Idaho Rules of Civil Procedure Rule 45(i)(6). Application to Court.
An application to the court for a protective order or to enforce, quash, or modify a subpoena issued by a clerk of court under subdivision 45(i)(3) of this rule must comply with the rules or laws of Idaho and be submitted to the court in the county in which discovery is to be conducted or the deponent resides, is employed or transacts business.
(A) Action to enforce a subpoena. An action to enforce a subpoena under this rule shall be brought in accordance with any applicable rule or law of Idaho.
(B) Action to quash or modify a subpoena. An action to quash or modify a subpoena under this rule shall be instituted by the filing of a petition. The petition shall be made promptly, at or before the time for compliance specified in the subpoena. The court may:
(i) quash or modify the subpoena if it is unreasonable, oppressive, fails to allow time for compliance, requires disclosure of privileged or other protected matter and no exception or waiver applies, or subjects a person to undue burden; or
(ii) condition compliance with the subpoena upon the advancement of the reasonable cost of producing the books, papers, documents, electronically stored information or tangible things by the person in whose behalf the subpoena is issued; and
(iii) impose sanctions.

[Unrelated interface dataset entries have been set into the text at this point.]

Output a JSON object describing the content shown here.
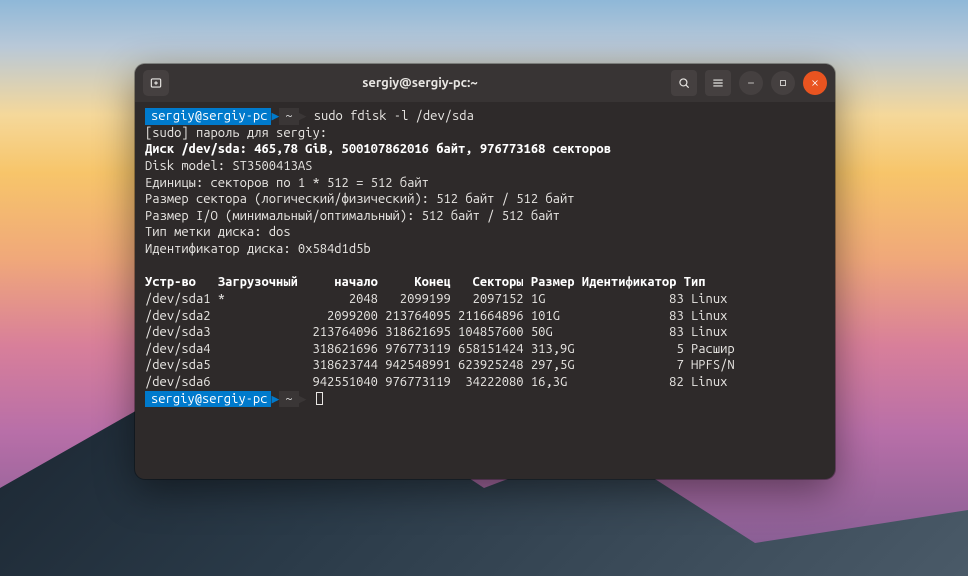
{
  "window": {
    "title": "sergiy@sergiy-pc:~"
  },
  "prompt": {
    "user_host": "sergiy@sergiy-pc",
    "path": "~"
  },
  "command": "sudo fdisk -l /dev/sda",
  "sudo_line": "[sudo] пароль для sergiy:",
  "disk": {
    "summary": "Диск /dev/sda: 465,78 GiB, 500107862016 байт, 976773168 секторов",
    "model": "Disk model: ST3500413AS",
    "units": "Единицы: секторов по 1 * 512 = 512 байт",
    "sector_size": "Размер сектора (логический/физический): 512 байт / 512 байт",
    "io_size": "Размер I/O (минимальный/оптимальный): 512 байт / 512 байт",
    "label_type": "Тип метки диска: dos",
    "identifier": "Идентификатор диска: 0x584d1d5b"
  },
  "table": {
    "headers": {
      "device": "Устр-во",
      "boot": "Загрузочный",
      "start": "начало",
      "end": "Конец",
      "sectors": "Секторы",
      "size": "Размер",
      "id": "Идентификатор",
      "type": "Тип"
    },
    "rows": [
      {
        "dev": "/dev/sda1",
        "boot": "*",
        "start": "2048",
        "end": "2099199",
        "sectors": "2097152",
        "size": "1G",
        "id": "83",
        "type": "Linux"
      },
      {
        "dev": "/dev/sda2",
        "boot": "",
        "start": "2099200",
        "end": "213764095",
        "sectors": "211664896",
        "size": "101G",
        "id": "83",
        "type": "Linux"
      },
      {
        "dev": "/dev/sda3",
        "boot": "",
        "start": "213764096",
        "end": "318621695",
        "sectors": "104857600",
        "size": "50G",
        "id": "83",
        "type": "Linux"
      },
      {
        "dev": "/dev/sda4",
        "boot": "",
        "start": "318621696",
        "end": "976773119",
        "sectors": "658151424",
        "size": "313,9G",
        "id": "5",
        "type": "Расшир"
      },
      {
        "dev": "/dev/sda5",
        "boot": "",
        "start": "318623744",
        "end": "942548991",
        "sectors": "623925248",
        "size": "297,5G",
        "id": "7",
        "type": "HPFS/N"
      },
      {
        "dev": "/dev/sda6",
        "boot": "",
        "start": "942551040",
        "end": "976773119",
        "sectors": "34222080",
        "size": "16,3G",
        "id": "82",
        "type": "Linux"
      }
    ]
  },
  "icons": {
    "newtab": "new-tab-icon",
    "search": "search-icon",
    "menu": "hamburger-icon",
    "minimize": "minimize-icon",
    "maximize": "maximize-icon",
    "close": "close-icon"
  }
}
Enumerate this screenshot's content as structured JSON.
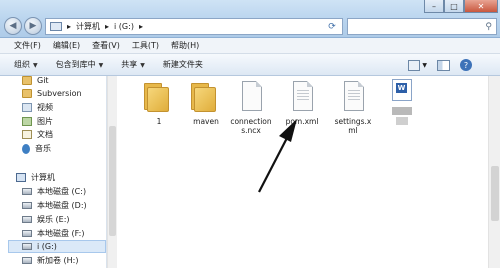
{
  "address": {
    "path": [
      "计算机",
      "i (G:)"
    ]
  },
  "menu": [
    "文件(F)",
    "编辑(E)",
    "查看(V)",
    "工具(T)",
    "帮助(H)"
  ],
  "toolbar": [
    {
      "label": "组织",
      "dropdown": true
    },
    {
      "label": "包含到库中",
      "dropdown": true
    },
    {
      "label": "共享",
      "dropdown": true
    },
    {
      "label": "新建文件夹",
      "dropdown": false
    }
  ],
  "sidebar": {
    "favorites": [
      {
        "label": "Git",
        "icon": "folder-icon"
      },
      {
        "label": "Subversion",
        "icon": "folder-icon"
      },
      {
        "label": "视频",
        "icon": "video-library-icon"
      },
      {
        "label": "图片",
        "icon": "picture-library-icon"
      },
      {
        "label": "文档",
        "icon": "document-library-icon"
      },
      {
        "label": "音乐",
        "icon": "music-library-icon"
      }
    ],
    "computer_label": "计算机",
    "drives": [
      {
        "label": "本地磁盘 (C:)",
        "selected": false
      },
      {
        "label": "本地磁盘 (D:)",
        "selected": false
      },
      {
        "label": "娱乐 (E:)",
        "selected": false
      },
      {
        "label": "本地磁盘 (F:)",
        "selected": false
      },
      {
        "label": "i (G:)",
        "selected": true
      },
      {
        "label": "新加卷 (H:)",
        "selected": false
      }
    ]
  },
  "files": [
    {
      "name": "1",
      "type": "folder"
    },
    {
      "name": "maven",
      "type": "folder"
    },
    {
      "name": "connections.ncx",
      "type": "file"
    },
    {
      "name": "pom.xml",
      "type": "file"
    },
    {
      "name": "settings.xml",
      "type": "file"
    },
    {
      "name": "",
      "type": "word"
    }
  ]
}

The rule requires that any application to the court for a protective order, or to enforce, quash, or modify a subpoena, or for any other dispute relating to discovery under this rule, must comply with the law of Idaho. Those laws include Idahoís procedural, evidentiary, and conflict of laws rules. Idaho has a significant interest in protecting its residents who become non-party witnesses in an action pending in a foreign jurisdiction from any unreasonable or unduly burdensome discovery requests, and this is easily accomplished by requiring that any discovery motions must be decided under the laws of Idaho. This protects the deponent by requiring that all applications to the court that directly affect the deponent must be made in Idaho.